Work to be completed:
Once you have read the records, output them exactly.
Material for the task below:
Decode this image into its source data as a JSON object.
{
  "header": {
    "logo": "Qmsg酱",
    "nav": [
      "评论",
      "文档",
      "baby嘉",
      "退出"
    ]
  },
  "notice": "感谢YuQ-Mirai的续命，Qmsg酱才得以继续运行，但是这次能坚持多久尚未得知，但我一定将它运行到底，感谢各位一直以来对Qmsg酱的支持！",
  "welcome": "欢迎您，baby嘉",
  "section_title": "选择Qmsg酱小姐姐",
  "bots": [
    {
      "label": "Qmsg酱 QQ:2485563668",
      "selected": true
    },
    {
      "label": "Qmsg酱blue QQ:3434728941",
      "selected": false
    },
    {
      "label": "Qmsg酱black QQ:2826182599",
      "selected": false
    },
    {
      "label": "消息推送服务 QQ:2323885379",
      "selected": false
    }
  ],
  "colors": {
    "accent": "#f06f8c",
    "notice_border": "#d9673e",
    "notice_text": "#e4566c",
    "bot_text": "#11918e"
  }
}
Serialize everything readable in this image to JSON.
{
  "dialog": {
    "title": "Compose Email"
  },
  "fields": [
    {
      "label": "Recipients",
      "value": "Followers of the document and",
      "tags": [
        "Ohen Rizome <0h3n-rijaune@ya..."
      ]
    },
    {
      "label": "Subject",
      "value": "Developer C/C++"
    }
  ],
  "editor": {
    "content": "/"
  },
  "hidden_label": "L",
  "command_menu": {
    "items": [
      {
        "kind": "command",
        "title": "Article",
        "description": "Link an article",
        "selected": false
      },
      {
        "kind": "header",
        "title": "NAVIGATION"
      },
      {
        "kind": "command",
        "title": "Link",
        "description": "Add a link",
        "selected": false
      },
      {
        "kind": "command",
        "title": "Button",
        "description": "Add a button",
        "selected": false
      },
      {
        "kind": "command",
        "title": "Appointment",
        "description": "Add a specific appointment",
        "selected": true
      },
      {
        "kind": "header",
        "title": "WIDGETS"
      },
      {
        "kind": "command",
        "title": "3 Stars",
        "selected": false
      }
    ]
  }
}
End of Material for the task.
Answer box:
Decode this image into its source data as a JSON object.
{
  "header": {
    "logo": "Qmsg酱",
    "nav": [
      "评论",
      "文档",
      "baby嘉",
      "退出"
    ]
  },
  "notice": "感谢YuQ-Mirai的续命，Qmsg酱才得以继续运行，但是这次能坚持多久尚未得知，但我一定将它运行到底，感谢各位一直以来对Qmsg酱的支持！",
  "welcome": "欢迎您，baby嘉",
  "section_title": "选择Qmsg酱小姐姐",
  "bots": [
    {
      "label": "Qmsg酱 QQ:2485563668",
      "selected": true
    },
    {
      "label": "Qmsg酱blue QQ:3434728941",
      "selected": false
    },
    {
      "label": "Qmsg酱black QQ:2826182599",
      "selected": false
    },
    {
      "label": "消息推送服务 QQ:2323885379",
      "selected": false
    }
  ],
  "colors": {
    "accent": "#f06f8c",
    "notice_border": "#d9673e",
    "notice_text": "#e4566c",
    "bot_text": "#11918e"
  }
}
Serialize everything readable in this image to JSON.
{
  "dialog": {
    "title": "Compose Email"
  },
  "fields": [
    {
      "label": "Recipients",
      "value": "Followers of the document and",
      "tags": [
        "Ohen Rizome <0h3n-rijaune@ya..."
      ]
    },
    {
      "label": "Subject",
      "value": "Developer C/C++"
    }
  ],
  "editor": {
    "content": "/"
  },
  "hidden_label": "L",
  "command_menu": {
    "items": [
      {
        "kind": "command",
        "title": "Article",
        "description": "Link an article",
        "selected": false
      },
      {
        "kind": "header",
        "title": "NAVIGATION"
      },
      {
        "kind": "command",
        "title": "Link",
        "description": "Add a link",
        "selected": false
      },
      {
        "kind": "command",
        "title": "Button",
        "description": "Add a button",
        "selected": false
      },
      {
        "kind": "command",
        "title": "Appointment",
        "description": "Add a specific appointment",
        "selected": true
      },
      {
        "kind": "header",
        "title": "WIDGETS"
      },
      {
        "kind": "command",
        "title": "3 Stars",
        "selected": false
      }
    ]
  }
}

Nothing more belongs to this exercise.